The American Bison (Bison bison) is a North American species of bison, also commonly known as the American Buffalo. "Buffalo" is somewhat of a misnomer for this animal, as it is only distantly related to either of the two "true buffaloes", the Asian Buffalo (or "Water Buffalo") and the Afican Buffalo. However, "bison" is a Greek word meaning ox-like animal, while "buffalo" originated with the French fur trappers who called these massive beasts boeufs, meaning ox or bullock. So both names, "bison" and "buffalo," have a similar meaning. In reference to this animal, the term "buffalo," which dates to 1635, has a much longer history than the term "bison," which was first recorded in 1774. The American Bison is more closely related to the Wisent or European Bison.

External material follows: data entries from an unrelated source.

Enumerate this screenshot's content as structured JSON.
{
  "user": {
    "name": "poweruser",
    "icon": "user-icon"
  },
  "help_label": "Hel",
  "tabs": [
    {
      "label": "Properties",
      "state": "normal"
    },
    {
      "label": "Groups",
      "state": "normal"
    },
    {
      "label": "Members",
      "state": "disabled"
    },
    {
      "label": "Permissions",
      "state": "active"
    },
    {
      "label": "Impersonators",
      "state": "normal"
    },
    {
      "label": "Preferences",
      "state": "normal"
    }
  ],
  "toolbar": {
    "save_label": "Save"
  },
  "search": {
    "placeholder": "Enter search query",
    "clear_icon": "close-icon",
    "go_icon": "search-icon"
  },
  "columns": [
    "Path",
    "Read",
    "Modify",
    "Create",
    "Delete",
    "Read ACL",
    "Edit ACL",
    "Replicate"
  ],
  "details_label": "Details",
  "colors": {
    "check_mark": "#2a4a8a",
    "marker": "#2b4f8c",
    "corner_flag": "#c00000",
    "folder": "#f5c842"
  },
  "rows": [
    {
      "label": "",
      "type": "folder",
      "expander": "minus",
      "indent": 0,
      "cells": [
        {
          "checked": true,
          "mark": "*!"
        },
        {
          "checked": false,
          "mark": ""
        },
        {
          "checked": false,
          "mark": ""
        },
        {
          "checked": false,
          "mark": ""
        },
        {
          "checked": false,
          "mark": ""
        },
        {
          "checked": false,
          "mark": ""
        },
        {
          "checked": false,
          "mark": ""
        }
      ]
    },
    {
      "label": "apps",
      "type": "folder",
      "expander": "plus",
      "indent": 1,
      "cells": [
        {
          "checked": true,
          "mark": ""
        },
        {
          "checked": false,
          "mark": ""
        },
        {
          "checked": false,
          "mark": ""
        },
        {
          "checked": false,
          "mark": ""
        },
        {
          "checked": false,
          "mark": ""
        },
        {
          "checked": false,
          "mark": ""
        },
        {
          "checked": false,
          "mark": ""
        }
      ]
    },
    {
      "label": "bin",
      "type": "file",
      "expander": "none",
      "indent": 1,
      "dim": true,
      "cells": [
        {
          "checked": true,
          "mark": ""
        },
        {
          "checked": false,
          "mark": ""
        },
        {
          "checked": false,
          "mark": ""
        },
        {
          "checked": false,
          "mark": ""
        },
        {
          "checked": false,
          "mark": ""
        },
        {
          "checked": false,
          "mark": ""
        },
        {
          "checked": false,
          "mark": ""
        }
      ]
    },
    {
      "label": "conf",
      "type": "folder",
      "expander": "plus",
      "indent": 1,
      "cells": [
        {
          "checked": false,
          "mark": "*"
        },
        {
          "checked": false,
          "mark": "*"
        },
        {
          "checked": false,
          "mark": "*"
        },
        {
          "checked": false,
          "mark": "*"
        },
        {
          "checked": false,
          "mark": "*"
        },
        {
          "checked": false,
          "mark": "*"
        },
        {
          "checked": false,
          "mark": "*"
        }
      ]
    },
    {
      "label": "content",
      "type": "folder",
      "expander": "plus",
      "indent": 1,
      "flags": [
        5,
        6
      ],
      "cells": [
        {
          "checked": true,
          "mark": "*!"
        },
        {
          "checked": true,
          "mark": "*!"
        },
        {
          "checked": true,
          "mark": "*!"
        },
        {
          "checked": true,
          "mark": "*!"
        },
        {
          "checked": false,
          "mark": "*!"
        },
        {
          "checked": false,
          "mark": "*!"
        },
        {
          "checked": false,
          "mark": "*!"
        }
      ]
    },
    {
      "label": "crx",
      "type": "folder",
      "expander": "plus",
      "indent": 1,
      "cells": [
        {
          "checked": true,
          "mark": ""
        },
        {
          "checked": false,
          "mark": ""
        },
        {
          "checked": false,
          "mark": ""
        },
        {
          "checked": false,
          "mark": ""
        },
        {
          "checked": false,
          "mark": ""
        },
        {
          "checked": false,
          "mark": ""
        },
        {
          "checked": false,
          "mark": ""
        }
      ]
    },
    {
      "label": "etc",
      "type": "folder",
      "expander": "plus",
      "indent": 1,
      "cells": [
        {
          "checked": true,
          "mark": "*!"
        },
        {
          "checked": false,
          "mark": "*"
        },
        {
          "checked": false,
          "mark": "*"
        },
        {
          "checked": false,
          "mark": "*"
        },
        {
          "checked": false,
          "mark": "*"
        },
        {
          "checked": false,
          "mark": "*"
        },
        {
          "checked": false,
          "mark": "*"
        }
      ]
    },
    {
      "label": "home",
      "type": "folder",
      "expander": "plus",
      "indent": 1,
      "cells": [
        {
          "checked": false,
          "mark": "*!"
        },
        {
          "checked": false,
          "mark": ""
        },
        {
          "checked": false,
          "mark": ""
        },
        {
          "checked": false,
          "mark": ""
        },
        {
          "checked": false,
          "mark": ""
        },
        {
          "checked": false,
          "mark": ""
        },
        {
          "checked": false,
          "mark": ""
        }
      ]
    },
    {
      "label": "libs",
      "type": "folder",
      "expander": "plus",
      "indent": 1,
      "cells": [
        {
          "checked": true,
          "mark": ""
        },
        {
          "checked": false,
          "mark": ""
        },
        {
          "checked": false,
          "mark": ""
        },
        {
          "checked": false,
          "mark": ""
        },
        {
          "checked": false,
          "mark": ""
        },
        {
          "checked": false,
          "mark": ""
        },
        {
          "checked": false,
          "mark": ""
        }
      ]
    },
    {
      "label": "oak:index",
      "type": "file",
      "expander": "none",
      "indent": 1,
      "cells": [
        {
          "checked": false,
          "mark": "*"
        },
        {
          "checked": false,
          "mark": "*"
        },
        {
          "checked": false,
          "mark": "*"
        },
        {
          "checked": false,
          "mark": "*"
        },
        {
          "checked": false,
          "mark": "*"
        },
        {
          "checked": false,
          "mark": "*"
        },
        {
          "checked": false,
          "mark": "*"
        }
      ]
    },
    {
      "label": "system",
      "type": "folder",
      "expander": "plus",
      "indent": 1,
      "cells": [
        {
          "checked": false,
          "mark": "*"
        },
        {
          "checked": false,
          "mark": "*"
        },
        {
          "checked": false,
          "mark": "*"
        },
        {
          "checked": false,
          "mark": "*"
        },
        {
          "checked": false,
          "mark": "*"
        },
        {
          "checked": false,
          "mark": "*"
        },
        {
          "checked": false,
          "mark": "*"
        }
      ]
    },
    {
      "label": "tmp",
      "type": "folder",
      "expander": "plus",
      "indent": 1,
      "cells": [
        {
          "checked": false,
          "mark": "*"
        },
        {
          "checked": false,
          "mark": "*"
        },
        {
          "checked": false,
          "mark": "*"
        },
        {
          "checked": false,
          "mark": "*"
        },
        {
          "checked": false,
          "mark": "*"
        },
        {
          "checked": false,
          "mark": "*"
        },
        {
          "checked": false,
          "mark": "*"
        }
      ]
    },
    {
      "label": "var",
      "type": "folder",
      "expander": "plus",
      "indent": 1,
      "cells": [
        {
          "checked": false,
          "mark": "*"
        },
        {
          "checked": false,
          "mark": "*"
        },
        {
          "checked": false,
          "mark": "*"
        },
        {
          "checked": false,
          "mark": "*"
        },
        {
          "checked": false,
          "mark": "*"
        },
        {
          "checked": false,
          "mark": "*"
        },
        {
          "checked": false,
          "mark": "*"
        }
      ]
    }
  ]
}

These bison once inhabited the grasslands of North America in massive herds; their range roughly formed a triangle between the Great Bear Lake in Canada's far northwest, south to the Mexican states of Durango and Nuevo leon, and east along the leeward[clarification needed] boundary of the Appalachian Mountains. The two subspecies include the Plains Bison (Bison bison bison), smaller in size and with a more rounded hump, and the Wood Bison (Bison bison athabascae), which is the larger of the two and with a taller, square hump. Wood Bison is one of the largest species of cattle in the world, surpassed only by the Asian gaur and Wild Asian Water Buffalo. It is the largest extant land animal in North America.